### ACTIVITY
All lines of the material below that include the string "should" are to be copied.

(DATA SECTION)

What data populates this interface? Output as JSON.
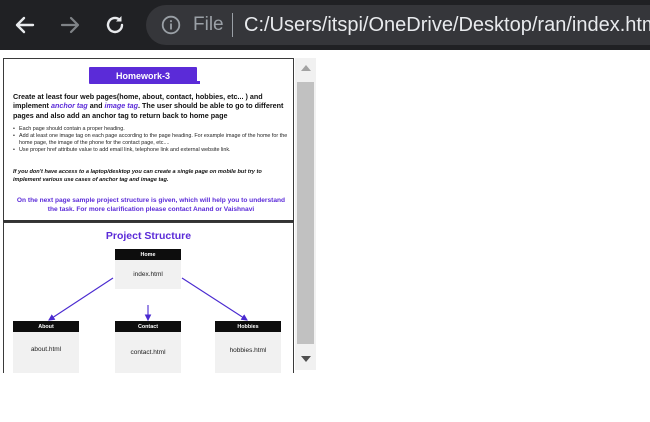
{
  "browser": {
    "scheme_label": "File",
    "url": "C:/Users/itspi/OneDrive/Desktop/ran/index.html",
    "icons": {
      "back": "arrow-left-icon",
      "forward": "arrow-right-icon",
      "reload": "reload-icon",
      "info": "info-icon"
    },
    "colors": {
      "toolbar_bg": "#202124",
      "omnibox_bg": "#35363a"
    }
  },
  "page1": {
    "badge": "Homework-3",
    "intro": {
      "part1": "Create at least four web pages(home, about, contact, hobbies, etc... ) and implement ",
      "anchor_tag": "anchor tag",
      "part2": " and ",
      "image_tag": "image tag",
      "part3": ". The user should be able to go to different pages  and also add an anchor tag to return back to home page"
    },
    "bullets": [
      "Each page should contain a proper heading.",
      "Add at least one image tag on each page according to the page heading. For example image of the home     for the home page, the image of the phone     for the contact page, etc....",
      "Use proper href attribute value to add email link, telephone link and external website link."
    ],
    "note": "If you don't have access to a laptop/desktop you can create a single page on mobile but try to implement various use cases of anchor tag and image tag.",
    "footer": "On the next page sample project structure is given, which will help you to understand the task.  For more clarification please contact Anand or Vaishnavi",
    "accent_color": "#5b2bd8"
  },
  "page2": {
    "title": "Project Structure",
    "nodes": {
      "home": {
        "heading": "Home",
        "file": "index.html"
      },
      "about": {
        "heading": "About",
        "file": "about.html"
      },
      "contact": {
        "heading": "Contact",
        "file": "contact.html"
      },
      "hobbies": {
        "heading": "Hobbies",
        "file": "hobbies.html"
      }
    }
  },
  "scrollbar": {
    "up_icon": "scroll-up-arrow-icon",
    "down_icon": "scroll-down-arrow-icon"
  }
}
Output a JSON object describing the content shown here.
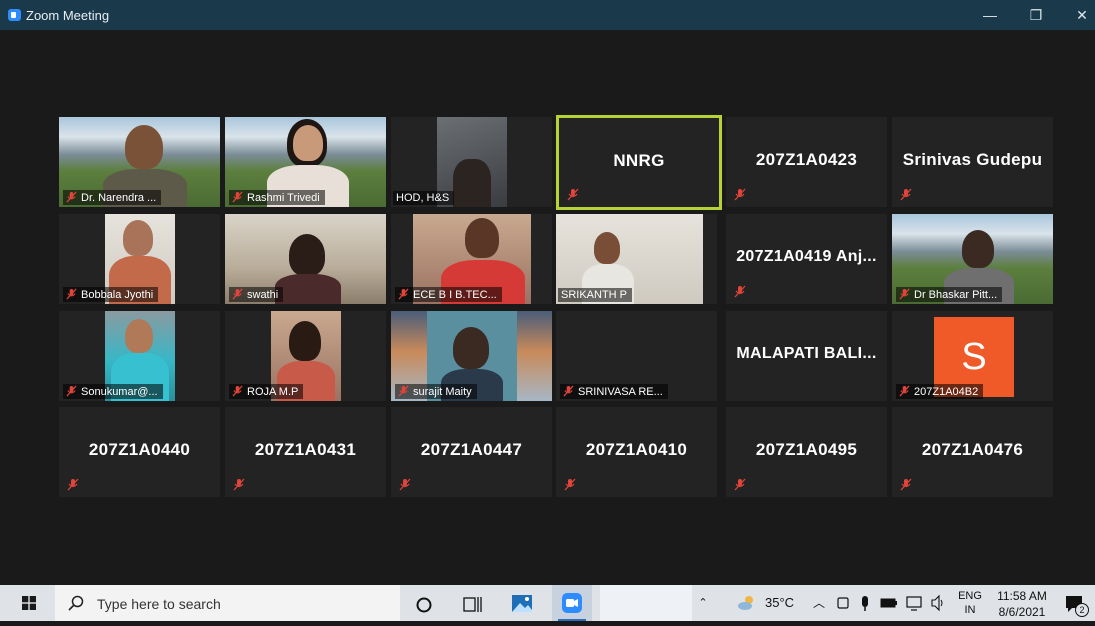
{
  "window": {
    "title": "Zoom Meeting",
    "minimize": "—",
    "restore": "❐",
    "close": "✕"
  },
  "tiles": [
    {
      "label": "Dr. Narendra ...",
      "type": "video"
    },
    {
      "label": "Rashmi Trivedi",
      "type": "video"
    },
    {
      "label": "HOD, H&S",
      "type": "video"
    },
    {
      "label": "NNRG",
      "type": "name",
      "active": true
    },
    {
      "label": "207Z1A0423",
      "type": "name"
    },
    {
      "label": "Srinivas Gudepu",
      "type": "name"
    },
    {
      "label": "Bobbala Jyothi",
      "type": "video"
    },
    {
      "label": "swathi",
      "type": "video"
    },
    {
      "label": "ECE B I B.TEC...",
      "type": "video"
    },
    {
      "label": "SRIKANTH P",
      "type": "video"
    },
    {
      "label": "207Z1A0419  Anj...",
      "type": "name"
    },
    {
      "label": "Dr Bhaskar Pitt...",
      "type": "video"
    },
    {
      "label": "Sonukumar@...",
      "type": "video"
    },
    {
      "label": "ROJA M.P",
      "type": "video"
    },
    {
      "label": "surajit Maity",
      "type": "video"
    },
    {
      "label": "SRINIVASA RE...",
      "type": "blank"
    },
    {
      "label": "MALAPATI  BALI...",
      "type": "name"
    },
    {
      "label": "207Z1A04B2",
      "type": "avatar",
      "initial": "S"
    },
    {
      "label": "207Z1A0440",
      "type": "name"
    },
    {
      "label": "207Z1A0431",
      "type": "name"
    },
    {
      "label": "207Z1A0447",
      "type": "name"
    },
    {
      "label": "207Z1A0410",
      "type": "name"
    },
    {
      "label": "207Z1A0495",
      "type": "name"
    },
    {
      "label": "207Z1A0476",
      "type": "name"
    }
  ],
  "taskbar": {
    "search_placeholder": "Type here to search",
    "weather": "35°C",
    "lang_top": "ENG",
    "lang_bottom": "IN",
    "time": "11:58 AM",
    "date": "8/6/2021",
    "notifications": "2",
    "icons": [
      "windows-start-icon",
      "search-icon",
      "cortana-icon",
      "task-view-icon",
      "photos-icon",
      "zoom-icon"
    ]
  },
  "colors": {
    "active_speaker": "#b5d334",
    "muted_red": "#e0443a",
    "avatar_orange": "#ef5a28"
  }
}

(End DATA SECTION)

### ANSWER TO THIS PROBLEM
      "part3": ". The user should be able to go to different pages  and also add an anchor tag to return back to home page"
      "Each page should contain a proper heading.",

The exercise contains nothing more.